[[ Data supplied, beginning ]]
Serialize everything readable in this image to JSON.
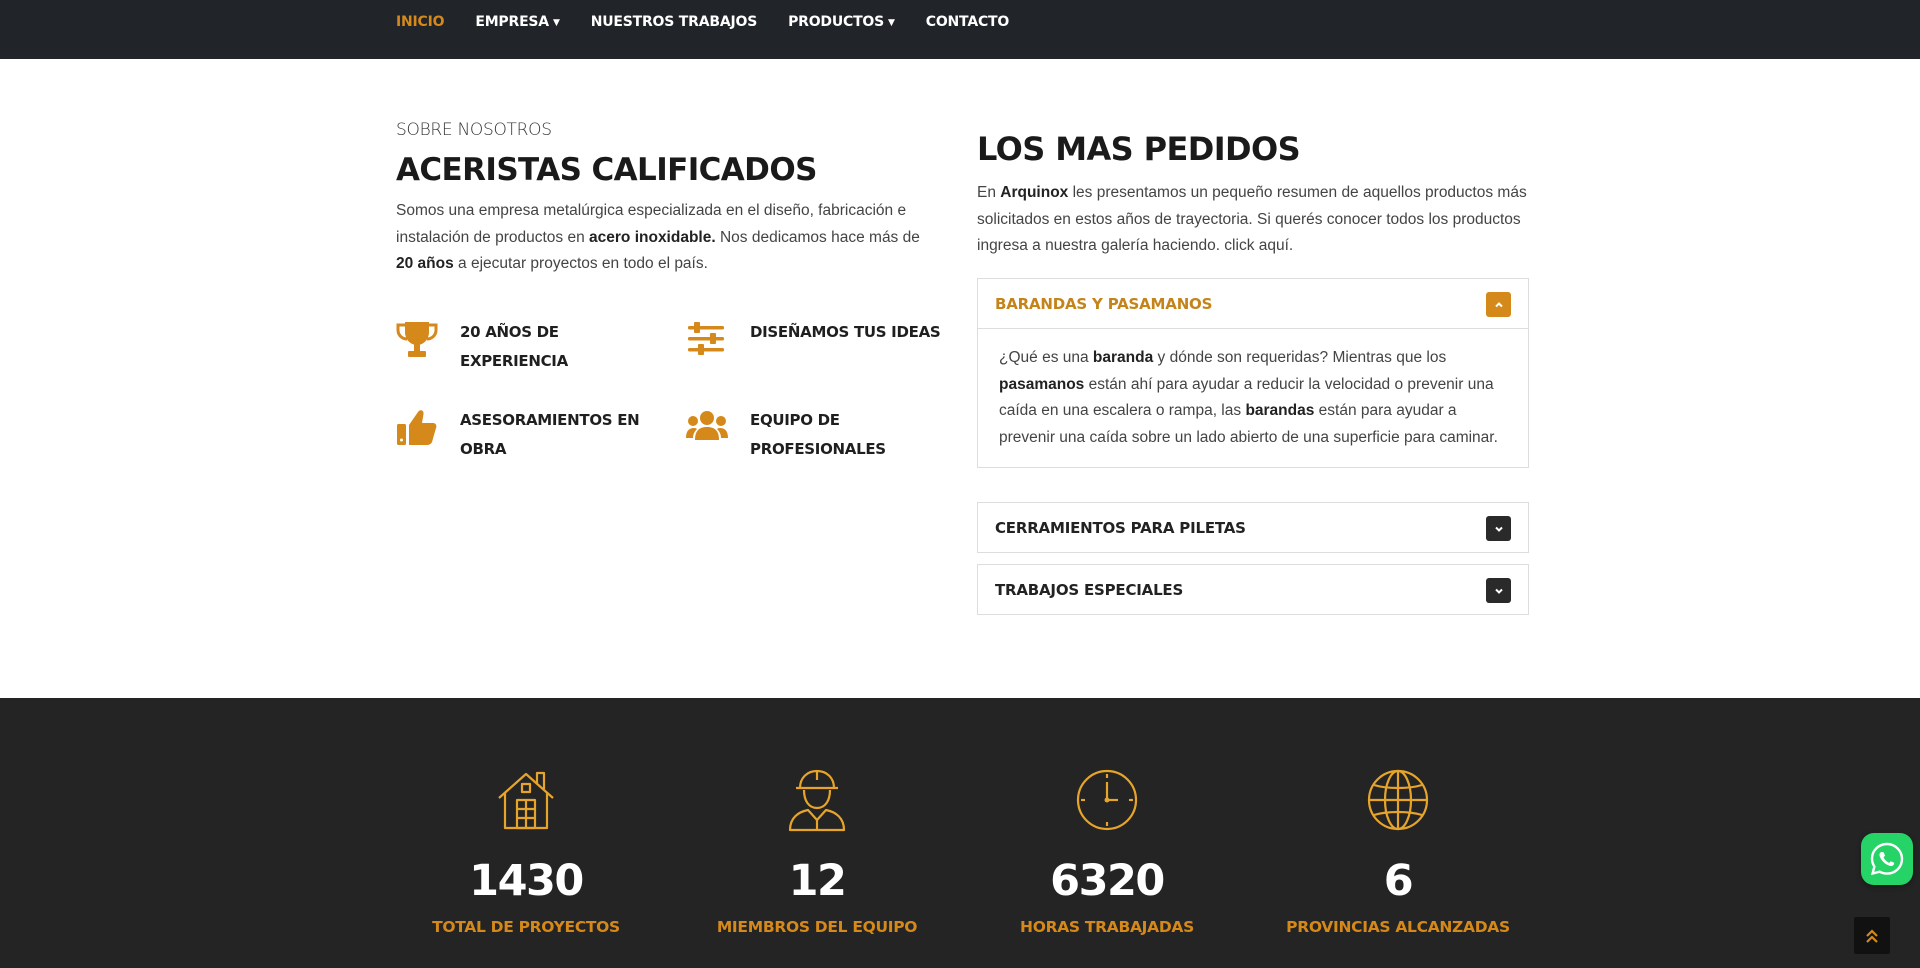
{
  "nav": {
    "items": [
      {
        "label": "INICIO",
        "active": true,
        "dropdown": false
      },
      {
        "label": "EMPRESA",
        "active": false,
        "dropdown": true
      },
      {
        "label": "NUESTROS TRABAJOS",
        "active": false,
        "dropdown": false
      },
      {
        "label": "PRODUCTOS",
        "active": false,
        "dropdown": true
      },
      {
        "label": "CONTACTO",
        "active": false,
        "dropdown": false
      }
    ]
  },
  "about": {
    "eyebrow": "SOBRE NOSOTROS",
    "title": "ACERISTAS CALIFICADOS",
    "lead_part1": "Somos una empresa metalúrgica especializada en el diseño, fabricación e instalación de productos en ",
    "lead_bold1": "acero inoxidable.",
    "lead_part2": " Nos dedicamos hace más de ",
    "lead_bold2": "20 años",
    "lead_part3": " a ejecutar proyectos en todo el país.",
    "features": [
      {
        "icon": "trophy-icon",
        "line1": "20 AÑOS DE",
        "line2": "EXPERIENCIA"
      },
      {
        "icon": "sliders-icon",
        "line1": "DISEÑAMOS TUS IDEAS",
        "line2": ""
      },
      {
        "icon": "thumbs-up-icon",
        "line1": "ASESORAMIENTOS EN",
        "line2": "OBRA"
      },
      {
        "icon": "users-icon",
        "line1": "EQUIPO DE",
        "line2": "PROFESIONALES"
      }
    ]
  },
  "popular": {
    "title": "LOS MAS PEDIDOS",
    "lead_part1": "En ",
    "lead_bold": "Arquinox",
    "lead_part2": " les presentamos un pequeño resumen de aquellos productos más solicitados en estos años de trayectoria. Si querés conocer todos los productos ingresa a nuestra galería haciendo. click aquí.",
    "accordion": [
      {
        "title": "BARANDAS Y PASAMANOS",
        "open": true,
        "body": {
          "p1": "¿Qué es una ",
          "b1": "baranda",
          "p2": " y dónde son requeridas? Mientras que los ",
          "b2": "pasamanos",
          "p3": " están ahí para ayudar a reducir la velocidad o prevenir una caída en una escalera o rampa, las ",
          "b3": "barandas",
          "p4": " están para ayudar a prevenir una caída sobre un lado abierto de una superficie para caminar."
        }
      },
      {
        "title": "CERRAMIENTOS PARA PILETAS",
        "open": false
      },
      {
        "title": "TRABAJOS ESPECIALES",
        "open": false
      }
    ]
  },
  "stats": [
    {
      "icon": "house-icon",
      "value": "1430",
      "label": "TOTAL DE PROYECTOS"
    },
    {
      "icon": "worker-icon",
      "value": "12",
      "label": "MIEMBROS DEL EQUIPO"
    },
    {
      "icon": "clock-icon",
      "value": "6320",
      "label": "HORAS TRABAJADAS"
    },
    {
      "icon": "globe-icon",
      "value": "6",
      "label": "PROVINCIAS ALCANZADAS"
    }
  ],
  "colors": {
    "accent": "#d4891a",
    "nav_bg": "#212529",
    "stats_bg": "#242424",
    "whatsapp": "#25d366"
  },
  "floating": {
    "whatsapp_icon": "whatsapp-icon",
    "scroll_top_icon": "double-chevron-up-icon"
  }
}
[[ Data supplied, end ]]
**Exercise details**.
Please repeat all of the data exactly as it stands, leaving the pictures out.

**Solution**.
Serialize everything readable in this image to JSON.
{
  "nav": {
    "items": [
      {
        "label": "INICIO",
        "active": true,
        "dropdown": false
      },
      {
        "label": "EMPRESA",
        "active": false,
        "dropdown": true
      },
      {
        "label": "NUESTROS TRABAJOS",
        "active": false,
        "dropdown": false
      },
      {
        "label": "PRODUCTOS",
        "active": false,
        "dropdown": true
      },
      {
        "label": "CONTACTO",
        "active": false,
        "dropdown": false
      }
    ]
  },
  "about": {
    "eyebrow": "SOBRE NOSOTROS",
    "title": "ACERISTAS CALIFICADOS",
    "lead_part1": "Somos una empresa metalúrgica especializada en el diseño, fabricación e instalación de productos en ",
    "lead_bold1": "acero inoxidable.",
    "lead_part2": " Nos dedicamos hace más de ",
    "lead_bold2": "20 años",
    "lead_part3": " a ejecutar proyectos en todo el país.",
    "features": [
      {
        "icon": "trophy-icon",
        "line1": "20 AÑOS DE",
        "line2": "EXPERIENCIA"
      },
      {
        "icon": "sliders-icon",
        "line1": "DISEÑAMOS TUS IDEAS",
        "line2": ""
      },
      {
        "icon": "thumbs-up-icon",
        "line1": "ASESORAMIENTOS EN",
        "line2": "OBRA"
      },
      {
        "icon": "users-icon",
        "line1": "EQUIPO DE",
        "line2": "PROFESIONALES"
      }
    ]
  },
  "popular": {
    "title": "LOS MAS PEDIDOS",
    "lead_part1": "En ",
    "lead_bold": "Arquinox",
    "lead_part2": " les presentamos un pequeño resumen de aquellos productos más solicitados en estos años de trayectoria. Si querés conocer todos los productos ingresa a nuestra galería haciendo. click aquí.",
    "accordion": [
      {
        "title": "BARANDAS Y PASAMANOS",
        "open": true,
        "body": {
          "p1": "¿Qué es una ",
          "b1": "baranda",
          "p2": " y dónde son requeridas? Mientras que los ",
          "b2": "pasamanos",
          "p3": " están ahí para ayudar a reducir la velocidad o prevenir una caída en una escalera o rampa, las ",
          "b3": "barandas",
          "p4": " están para ayudar a prevenir una caída sobre un lado abierto de una superficie para caminar."
        }
      },
      {
        "title": "CERRAMIENTOS PARA PILETAS",
        "open": false
      },
      {
        "title": "TRABAJOS ESPECIALES",
        "open": false
      }
    ]
  },
  "stats": [
    {
      "icon": "house-icon",
      "value": "1430",
      "label": "TOTAL DE PROYECTOS"
    },
    {
      "icon": "worker-icon",
      "value": "12",
      "label": "MIEMBROS DEL EQUIPO"
    },
    {
      "icon": "clock-icon",
      "value": "6320",
      "label": "HORAS TRABAJADAS"
    },
    {
      "icon": "globe-icon",
      "value": "6",
      "label": "PROVINCIAS ALCANZADAS"
    }
  ],
  "colors": {
    "accent": "#d4891a",
    "nav_bg": "#212529",
    "stats_bg": "#242424",
    "whatsapp": "#25d366"
  },
  "floating": {
    "whatsapp_icon": "whatsapp-icon",
    "scroll_top_icon": "double-chevron-up-icon"
  }
}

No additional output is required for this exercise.